The Mark Allen Everett Poetry Series is a collective of poets, teachers, students, and academics working to open up creative spaces within the Norman and greater Oklahoma City communities. We are collectively outraged by the murders of George Floyd, Breonna Taylor, Ahmaud Arbery, and Tony McDade, and by the traumas inflicted on all victims of the policing of Black bodies. We believe Black Lives Matter. And we acknowledge how the effects of anti-Black racism are exacerbated for those who are also women, trans, queer, non-binary, Latinx, Muslim, Indigenous to lands occupied by Canada the United States, Jewish, disabled, and/or undocumented. We stand with the families of Oklahoma’s black and brown citizens who have died at the hands of law enforcement, including Marciona Kessee, Derrick Ollie Scott, Mah hi vist Good Blanket, Magdiel Sanchez, Luis Rodriguez, Martin Sanchez-Juarez, and others.

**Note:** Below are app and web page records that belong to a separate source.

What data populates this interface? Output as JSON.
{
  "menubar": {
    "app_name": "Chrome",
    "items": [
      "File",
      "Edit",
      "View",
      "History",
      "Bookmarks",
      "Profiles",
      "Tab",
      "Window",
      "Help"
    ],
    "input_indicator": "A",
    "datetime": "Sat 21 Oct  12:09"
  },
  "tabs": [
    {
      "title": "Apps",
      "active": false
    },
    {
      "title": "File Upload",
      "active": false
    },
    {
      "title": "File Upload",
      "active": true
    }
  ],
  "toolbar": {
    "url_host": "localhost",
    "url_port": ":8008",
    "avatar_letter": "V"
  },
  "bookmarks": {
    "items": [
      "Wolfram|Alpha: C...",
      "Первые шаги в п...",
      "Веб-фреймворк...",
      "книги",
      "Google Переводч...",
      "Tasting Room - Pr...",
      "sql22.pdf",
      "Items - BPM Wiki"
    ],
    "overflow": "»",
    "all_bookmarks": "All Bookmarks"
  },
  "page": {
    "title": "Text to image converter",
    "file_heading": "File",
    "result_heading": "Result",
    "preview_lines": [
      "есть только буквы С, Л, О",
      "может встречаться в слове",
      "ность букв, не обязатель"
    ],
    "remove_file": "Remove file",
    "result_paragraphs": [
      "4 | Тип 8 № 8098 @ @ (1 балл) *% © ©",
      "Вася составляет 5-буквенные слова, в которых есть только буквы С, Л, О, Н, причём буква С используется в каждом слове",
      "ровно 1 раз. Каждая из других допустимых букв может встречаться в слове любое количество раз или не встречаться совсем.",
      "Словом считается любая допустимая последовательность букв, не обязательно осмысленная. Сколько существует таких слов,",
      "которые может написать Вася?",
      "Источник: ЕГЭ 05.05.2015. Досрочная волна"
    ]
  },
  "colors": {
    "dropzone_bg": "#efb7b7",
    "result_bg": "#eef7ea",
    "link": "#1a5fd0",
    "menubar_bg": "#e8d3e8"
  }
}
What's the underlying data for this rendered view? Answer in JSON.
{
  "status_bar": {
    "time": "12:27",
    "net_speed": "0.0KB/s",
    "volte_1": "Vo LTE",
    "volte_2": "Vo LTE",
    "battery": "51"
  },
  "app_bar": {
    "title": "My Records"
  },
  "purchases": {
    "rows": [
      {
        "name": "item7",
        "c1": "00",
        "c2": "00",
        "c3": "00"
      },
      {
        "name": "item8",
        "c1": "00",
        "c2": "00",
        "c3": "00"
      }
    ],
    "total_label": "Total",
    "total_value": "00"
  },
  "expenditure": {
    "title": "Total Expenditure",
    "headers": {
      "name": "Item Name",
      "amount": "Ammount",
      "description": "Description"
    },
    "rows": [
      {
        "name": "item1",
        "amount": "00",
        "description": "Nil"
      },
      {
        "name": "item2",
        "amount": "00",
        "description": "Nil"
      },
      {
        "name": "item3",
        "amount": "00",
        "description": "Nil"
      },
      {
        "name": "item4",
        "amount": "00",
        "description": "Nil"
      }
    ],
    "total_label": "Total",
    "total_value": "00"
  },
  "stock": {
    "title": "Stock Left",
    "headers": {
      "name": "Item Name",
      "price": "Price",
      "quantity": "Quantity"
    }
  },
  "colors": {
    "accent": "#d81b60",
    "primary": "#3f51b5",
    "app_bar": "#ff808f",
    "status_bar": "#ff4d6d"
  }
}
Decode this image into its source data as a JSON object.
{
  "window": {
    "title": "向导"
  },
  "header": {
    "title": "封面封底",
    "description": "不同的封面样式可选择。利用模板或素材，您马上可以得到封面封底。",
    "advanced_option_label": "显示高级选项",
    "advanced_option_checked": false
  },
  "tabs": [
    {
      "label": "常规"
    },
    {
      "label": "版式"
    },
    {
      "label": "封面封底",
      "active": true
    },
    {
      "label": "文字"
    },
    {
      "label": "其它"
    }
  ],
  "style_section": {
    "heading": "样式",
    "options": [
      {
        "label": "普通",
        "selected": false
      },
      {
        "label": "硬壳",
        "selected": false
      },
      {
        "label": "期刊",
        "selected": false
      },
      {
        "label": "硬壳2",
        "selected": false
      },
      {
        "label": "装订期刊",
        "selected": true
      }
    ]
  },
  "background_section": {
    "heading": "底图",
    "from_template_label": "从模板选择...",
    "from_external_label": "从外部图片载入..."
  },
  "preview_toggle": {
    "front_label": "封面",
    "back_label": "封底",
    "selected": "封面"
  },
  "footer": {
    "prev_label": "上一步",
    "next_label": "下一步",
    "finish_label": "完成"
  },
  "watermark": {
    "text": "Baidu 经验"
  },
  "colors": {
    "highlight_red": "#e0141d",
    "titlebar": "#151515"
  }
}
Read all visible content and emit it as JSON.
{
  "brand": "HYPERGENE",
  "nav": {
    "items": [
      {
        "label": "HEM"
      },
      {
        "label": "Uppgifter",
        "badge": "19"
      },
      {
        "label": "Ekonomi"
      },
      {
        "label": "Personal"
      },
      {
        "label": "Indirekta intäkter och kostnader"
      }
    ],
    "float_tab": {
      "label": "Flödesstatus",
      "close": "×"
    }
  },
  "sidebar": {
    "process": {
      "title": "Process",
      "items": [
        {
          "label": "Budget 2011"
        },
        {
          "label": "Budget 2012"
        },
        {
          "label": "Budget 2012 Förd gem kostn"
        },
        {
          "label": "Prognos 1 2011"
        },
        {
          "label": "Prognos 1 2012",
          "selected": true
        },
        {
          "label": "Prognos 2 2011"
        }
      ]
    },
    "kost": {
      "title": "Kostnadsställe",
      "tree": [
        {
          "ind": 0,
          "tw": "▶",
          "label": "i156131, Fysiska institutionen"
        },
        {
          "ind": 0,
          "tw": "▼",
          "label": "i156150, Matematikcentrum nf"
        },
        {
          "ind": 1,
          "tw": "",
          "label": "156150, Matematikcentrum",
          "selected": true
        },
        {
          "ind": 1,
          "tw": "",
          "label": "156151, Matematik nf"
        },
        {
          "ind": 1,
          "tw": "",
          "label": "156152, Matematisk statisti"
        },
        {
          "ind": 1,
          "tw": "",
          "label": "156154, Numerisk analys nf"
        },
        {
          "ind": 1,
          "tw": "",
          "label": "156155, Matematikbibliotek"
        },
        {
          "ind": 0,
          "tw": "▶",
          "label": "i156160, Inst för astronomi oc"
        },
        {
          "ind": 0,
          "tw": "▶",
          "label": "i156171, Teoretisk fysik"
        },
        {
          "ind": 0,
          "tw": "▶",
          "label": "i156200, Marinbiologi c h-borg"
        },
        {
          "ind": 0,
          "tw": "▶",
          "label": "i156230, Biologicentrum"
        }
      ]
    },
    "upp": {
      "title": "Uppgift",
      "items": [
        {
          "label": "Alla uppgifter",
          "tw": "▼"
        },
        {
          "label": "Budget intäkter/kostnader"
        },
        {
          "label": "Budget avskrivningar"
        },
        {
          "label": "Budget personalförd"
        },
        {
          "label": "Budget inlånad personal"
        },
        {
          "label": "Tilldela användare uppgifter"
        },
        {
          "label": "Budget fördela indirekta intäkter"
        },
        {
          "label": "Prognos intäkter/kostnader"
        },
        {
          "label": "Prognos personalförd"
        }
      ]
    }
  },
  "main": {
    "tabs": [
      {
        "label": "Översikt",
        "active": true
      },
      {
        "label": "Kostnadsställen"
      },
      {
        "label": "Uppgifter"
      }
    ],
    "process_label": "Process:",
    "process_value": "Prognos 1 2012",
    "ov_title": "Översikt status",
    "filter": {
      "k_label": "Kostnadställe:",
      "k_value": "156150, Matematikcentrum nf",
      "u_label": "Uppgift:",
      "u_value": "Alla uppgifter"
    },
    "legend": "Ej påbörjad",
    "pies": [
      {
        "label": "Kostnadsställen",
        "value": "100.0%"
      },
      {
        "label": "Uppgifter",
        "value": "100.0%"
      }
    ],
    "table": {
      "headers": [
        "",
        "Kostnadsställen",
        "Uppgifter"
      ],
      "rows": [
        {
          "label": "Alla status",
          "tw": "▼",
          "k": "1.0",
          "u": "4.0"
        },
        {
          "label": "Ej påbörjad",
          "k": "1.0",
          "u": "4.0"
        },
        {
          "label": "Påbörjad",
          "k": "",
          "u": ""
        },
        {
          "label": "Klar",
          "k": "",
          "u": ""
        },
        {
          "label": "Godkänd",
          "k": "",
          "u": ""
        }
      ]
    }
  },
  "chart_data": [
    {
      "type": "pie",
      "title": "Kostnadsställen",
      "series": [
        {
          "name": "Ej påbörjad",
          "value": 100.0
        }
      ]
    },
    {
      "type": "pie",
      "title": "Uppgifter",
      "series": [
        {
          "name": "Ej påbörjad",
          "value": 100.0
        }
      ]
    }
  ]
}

The MAEPS joins the many voices who are now demanding justice, reform, and accountability.
The University of Oklahoma (OU) English department, which houses the MAEPS, rightly notes that our community and our university have been and continue to be impacted by systemic racism, evidenced by Norman’s history as a “sundown” town as recently as 1967; by the banning of black students at OU until the admission of George McLaurin in 1948; by the segregation of black students at OU until 1950; and by more recent events such as the Sigma Alpha Epsilon incident in 2015 and instances of blackface on campus just this past year.
With the OU English department and with Ibram X. Kendi, we acknowledge that the racism fueling police brutality against our neighbors is not only “out there,” but also in here, in us. We pledge to do our part in the struggle to dismantle systemic racism.
The COVID-19 pandemic has also given rise to numerous anti-Asian racist attacks in North America, Europe, the South Pacific, and South Asia, and while we condemn these anti-Asian hate crimes, we recognize that such xenophobic violence is tied to imperial and colonial structures that also manifest in anti-Indigeneity, racialized classism, and antiblackness around the world.
We at the MAEPS are watching the STEM field grappling with the injustices of the history of Western science: the #ShutdownSTEM movement (see www.shutdownstem.com) noted that “Institutional science has stolen knowledge, technology, health, wellness, and life from Black people,” and that “Western science owes Black people reparations.” (And we greatly recommend taking a look at their resources page: https://www.shutdownstem.com/resources)
Similarly, we might ask: in what ways has American/Anglophone poetry engaged in anti-Black practices of reading, publishing, and promoting, and in what ways does it continue to be anti-Black?
Poetry as a genre in the United States, but also Anglophone poetry generally, has a problematic and often anti-Black history, given that many Western/American cultural institutions have historically defined and delimited not just what poetry “is,” or what “good” poetry is (in turn excluding many voices and texts that do not meet those agreed-upon standards of “taste”), but also determine which voices are read, showcased, published, celebrated, and taught.
We at MAEPS are thinking about our past and present programming, our events, our guest speakers, and the cultural identities of our co-directors, and are working to make the MAEPS an antiracist arts group, rather than simply diverse in its program offerings. Moreover, we want to affirm that our commitment to this statement and to the following actions will not wane.
What specific actions might the MAEPS take in working to become an antiracist poetry series? We offer the following as starting points:
- Work to dismantle anti-Black racism in ourselves and in our relationships with one another.
- Amplify the work of Black, trans, non-binary, queer, Indigenous, Latinx, Muslim, Jewish, Asian, disabled, and/or undocumented poets.
- In efforts to counter anti-Blackness, we will open up our collective, co-curatorial model of producing the reading series, asking guest curators of color to invite friends, poets, and artists to present their work via the MAEPS--rather than simply relying on our own limited networks of poets and friends.
- Often, our visiting poets will visit local school classrooms to hold workshops for elementary, middle, and high school students. We will expand the schools and classes we visit, offering funding to BIPOC teachers in under-resourced schools in the OKC metro area to bring in BIPOC poets to conduct workshops with their students. These workshops will affirm Black youth inside schools in order to transform the anti-Black racist ways that they have experienced American schooling.